Which is the most common form of Neuroendocrine Tumour (NET) found in India, and among which age group?
The most common NETs are the carcinoid tumours. A carcinoid tumour is a specific type of neuroendocrine tumour that often develops in the GI tract, in organs such as the stomach or intestine, or in the lungs. It can also develop in the pancreas, testicles, or ovaries. In fact, more than one carcinoid tumour can develop in the same organ. About 39 per cent of carcinoid tumours begin in the small intestine, 15 per cent occur in the rectum,10 per cent in the bronchial system of the lungs, seven per cent in the appendix, 5 to 7 per cent in the colon, 2 to 4 per cent in the stomach, 2 to 3 per cent in the pancreas and about 1 per cent in the liver. As far as age is concerned, it usually happens in the fifth or sixth decade of life.
Is it prevalent more among men or women?
Almost equal incidence in men and women, with slight preponderance in women.
Can a person go through with his full life, living with NET?
Very unlikely. The survival rates for NET depend on many factors such as the affected body organs and whether the tumour is benign or malignant. The disease is considered rare, and is actually a broad term used for a heterogeneous group of neoplasms. So, the survival rates depend on many factors and cannot be generalised.
What does the future hold, for the treatment of NETs?
The future is very exciting in the sense that there are a lot of molecules coming in. Surgery is the main treatment for both pheochromocytoma [NET that develops in the adrenal gland] and Merkel cell cancer [rare skin cancer]. During surgery, we remove the tumour along with some surrounding healthy tissue, known as the margin. For pheochromocytoma, laparoscopic surgery may be performed. Laparoscopic surgery is a less invasive type of surgery that uses three or four small incisions instead of one large incision.
Are treatment options limited?
I do not think treatment options are limited. During the past several years, a wealth of positive clinical trials, coupled with an evolution in the understanding of cancer types, has altered the treatment landscape. Although carcinoid tumours and pancreatic NETs look identical under the microscope, they respond differently to treatments.

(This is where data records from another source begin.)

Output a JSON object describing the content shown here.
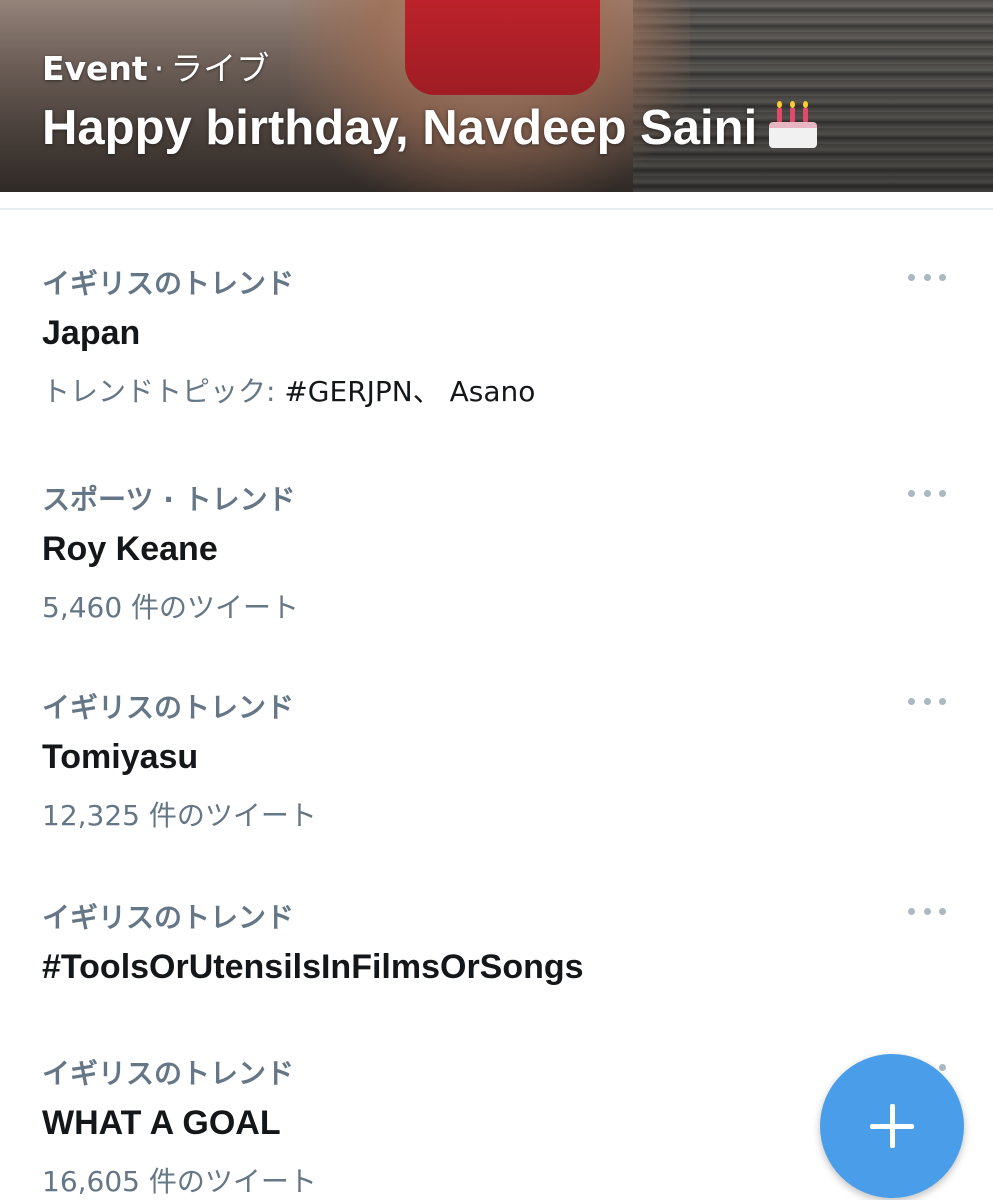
{
  "hero": {
    "category": "Event",
    "separator": "·",
    "status": "ライブ",
    "title": "Happy birthday, Navdeep Saini",
    "title_emoji": "birthday-cake-icon"
  },
  "trends": [
    {
      "context": "イギリスのトレンド",
      "name": "Japan",
      "meta_prefix": "トレンドトピック: ",
      "meta_value": "#GERJPN、 Asano"
    },
    {
      "context": "スポーツ · トレンド",
      "name": "Roy Keane",
      "meta_prefix": "5,460 件のツイート",
      "meta_value": ""
    },
    {
      "context": "イギリスのトレンド",
      "name": "Tomiyasu",
      "meta_prefix": "12,325 件のツイート",
      "meta_value": ""
    },
    {
      "context": "イギリスのトレンド",
      "name": "#ToolsOrUtensilsInFilmsOrSongs",
      "meta_prefix": "",
      "meta_value": ""
    },
    {
      "context": "イギリスのトレンド",
      "name": "WHAT A GOAL",
      "meta_prefix": "16,605 件のツイート",
      "meta_value": ""
    }
  ],
  "icons": {
    "more": "more-icon",
    "compose": "compose-icon"
  },
  "colors": {
    "accent": "#4a9ee9",
    "secondary_text": "#657786",
    "primary_text": "#14171a"
  }
}
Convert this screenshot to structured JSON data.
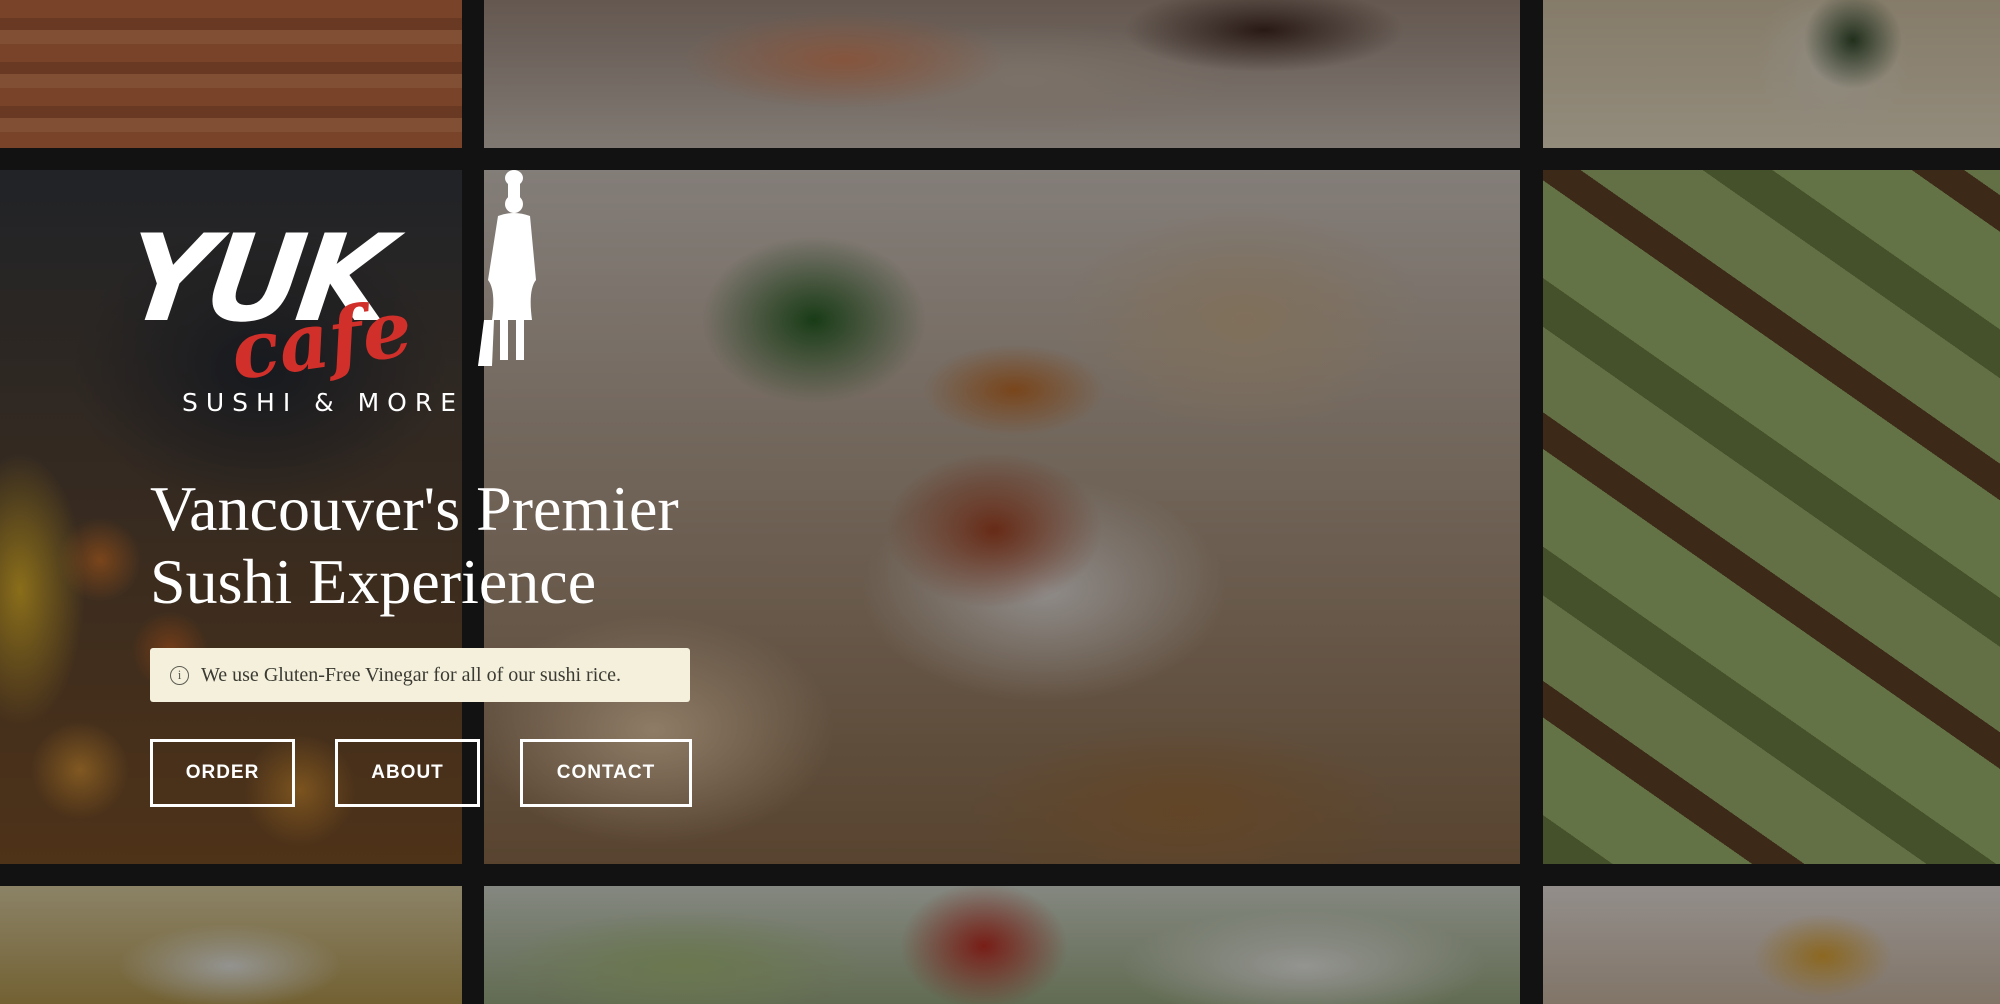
{
  "logo": {
    "wordmark": "YUK",
    "script": "cafe",
    "tagline": "SUSHI & MORE"
  },
  "hero": {
    "title_line1": "Vancouver's Premier",
    "title_line2": "Sushi Experience"
  },
  "notice": {
    "icon": "info-icon",
    "text": "We use Gluten-Free Vinegar for all of our sushi rice."
  },
  "nav": {
    "order_label": "ORDER",
    "about_label": "ABOUT",
    "contact_label": "CONTACT"
  },
  "colors": {
    "accent_red": "#d1302a",
    "notice_bg": "#f4f0dc",
    "page_bg": "#121212"
  }
}
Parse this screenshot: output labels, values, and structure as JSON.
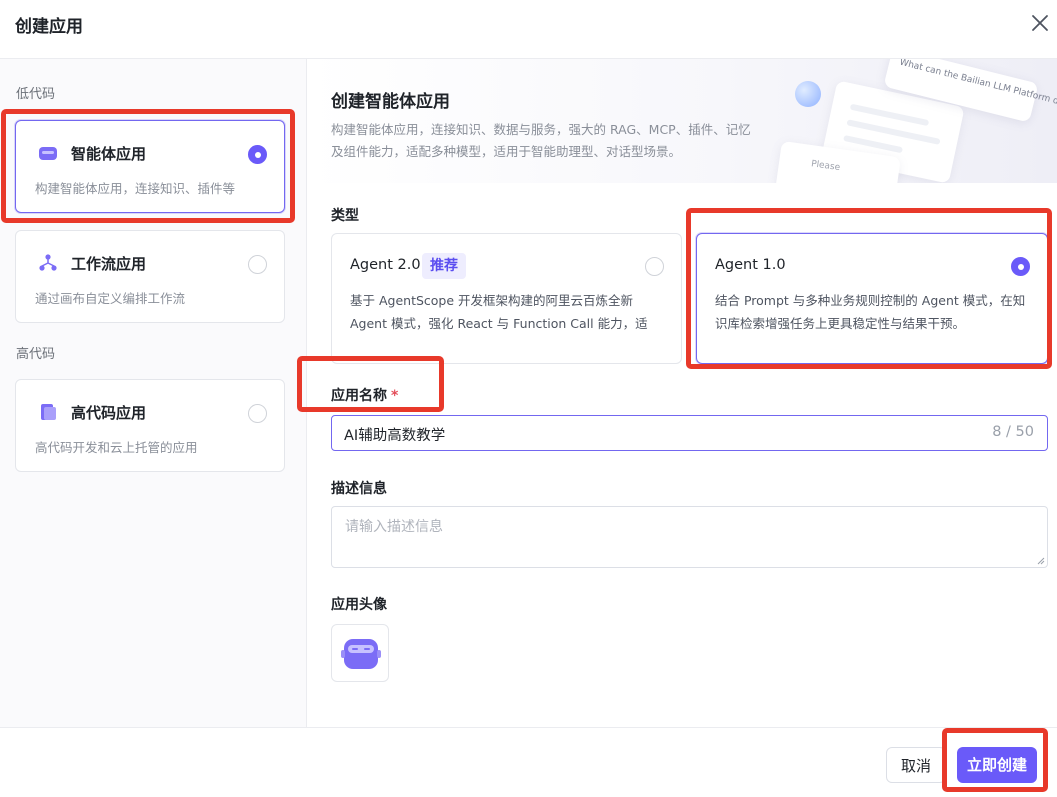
{
  "dialog": {
    "title": "创建应用",
    "close_icon": "close-icon"
  },
  "sidebar": {
    "groups": [
      {
        "label": "低代码",
        "items": [
          {
            "name": "智能体应用",
            "desc": "构建智能体应用，连接知识、插件等",
            "icon": "agent-app-icon",
            "selected": true
          },
          {
            "name": "工作流应用",
            "desc": "通过画布自定义编排工作流",
            "icon": "workflow-icon",
            "selected": false
          }
        ]
      },
      {
        "label": "高代码",
        "items": [
          {
            "name": "高代码应用",
            "desc": "高代码开发和云上托管的应用",
            "icon": "high-code-app-icon",
            "selected": false
          }
        ]
      }
    ]
  },
  "banner": {
    "title": "创建智能体应用",
    "desc": "构建智能体应用，连接知识、数据与服务，强大的 RAG、MCP、插件、记忆及组件能力，适配多种模型，适用于智能助理型、对话型场景。",
    "deco_text": "What can the Bailian LLM Platform do?",
    "deco_placeholder": "Please"
  },
  "form": {
    "type_label": "类型",
    "types": [
      {
        "name": "Agent 2.0",
        "tag": "推荐",
        "desc": "基于 AgentScope 开发框架构建的阿里云百炼全新 Agent 模式，强化 React 与 Function Call 能力，适用…",
        "selected": false
      },
      {
        "name": "Agent 1.0",
        "tag": "",
        "desc": "结合 Prompt 与多种业务规则控制的 Agent 模式，在知识库检索增强任务上更具稳定性与结果干预。",
        "selected": true
      }
    ],
    "name_label": "应用名称",
    "required_mark": "*",
    "name_value": "AI辅助高数教学",
    "name_count": "8 / 50",
    "desc_label": "描述信息",
    "desc_placeholder": "请输入描述信息",
    "avatar_label": "应用头像",
    "avatar_icon": "robot-avatar-icon"
  },
  "footer": {
    "cancel_label": "取消",
    "create_label": "立即创建"
  },
  "colors": {
    "accent": "#6a5af9",
    "highlight": "#e8392a",
    "tag_bg": "#eeedfe"
  }
}
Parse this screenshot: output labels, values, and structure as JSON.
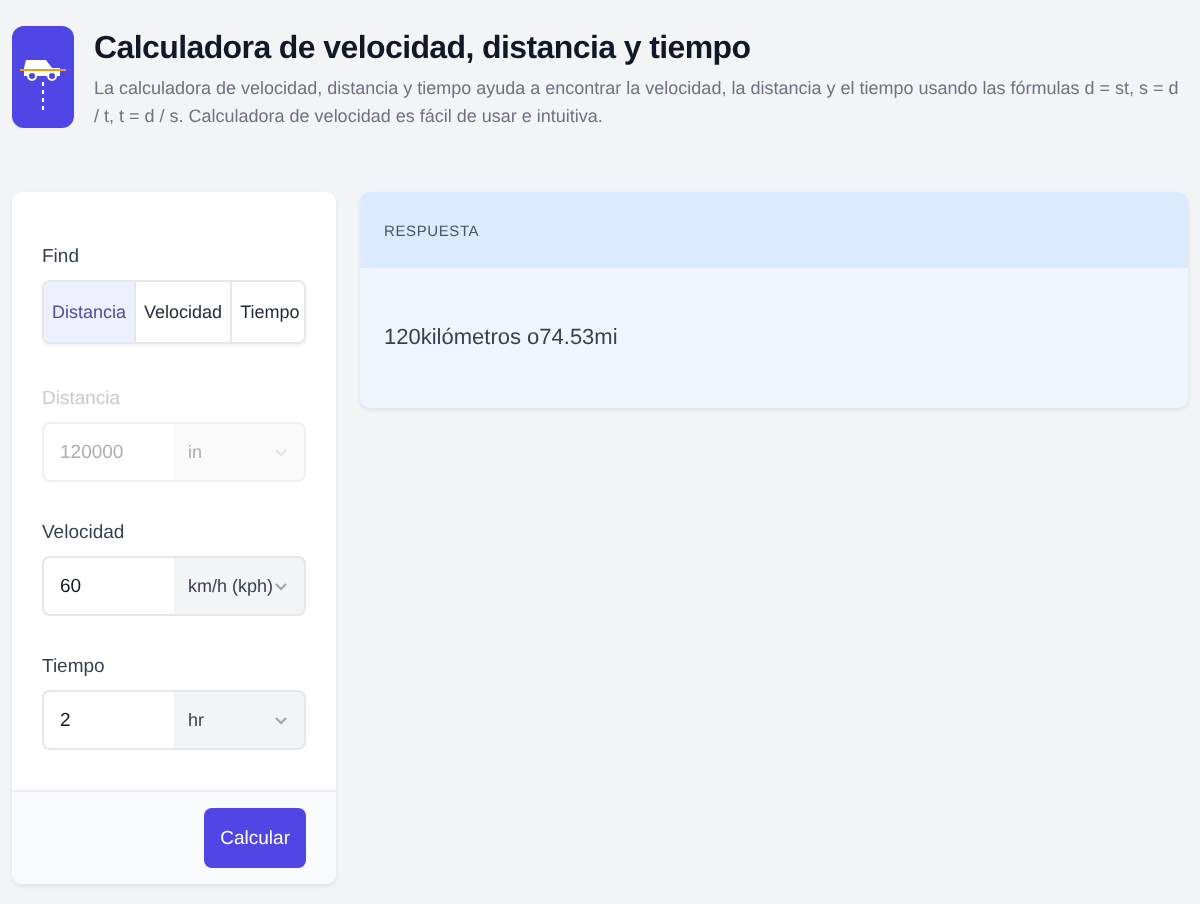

Radiation therapy is generally recommended when a neuroendocrine tumour has spread, or is in a location that makes surgery difficult or impossible. The most common type of radiation treatment is called external-beam radiation therapy, which is radiation given from a machine outside the body. When radiation treatment is given using implants, it is called internal radiation therapy or brachytherapy. A radiation therapy regimen [schedule] usually consists of a specific number of treatments given over a period of time.
Can you explain the last stages of NET?
A tumour begins when healthy cells grow out of control, forming a mass. A tumour can be cancerous or benign. A cancerous tumour [malignant] can grow and spread to other parts of the body, if it is not found early and treated. A benign tumour means the tumour can grow but will not spread. A benign tumour usually can be removed, without it causing much harm. People with a neuroendocrine tumour may or may not have any external symptoms. Or, the cause of a symptom may be because of another medical condition that is not cancer. In the last stage, the tumour spreads to the liver, lungs, bones, and even brain.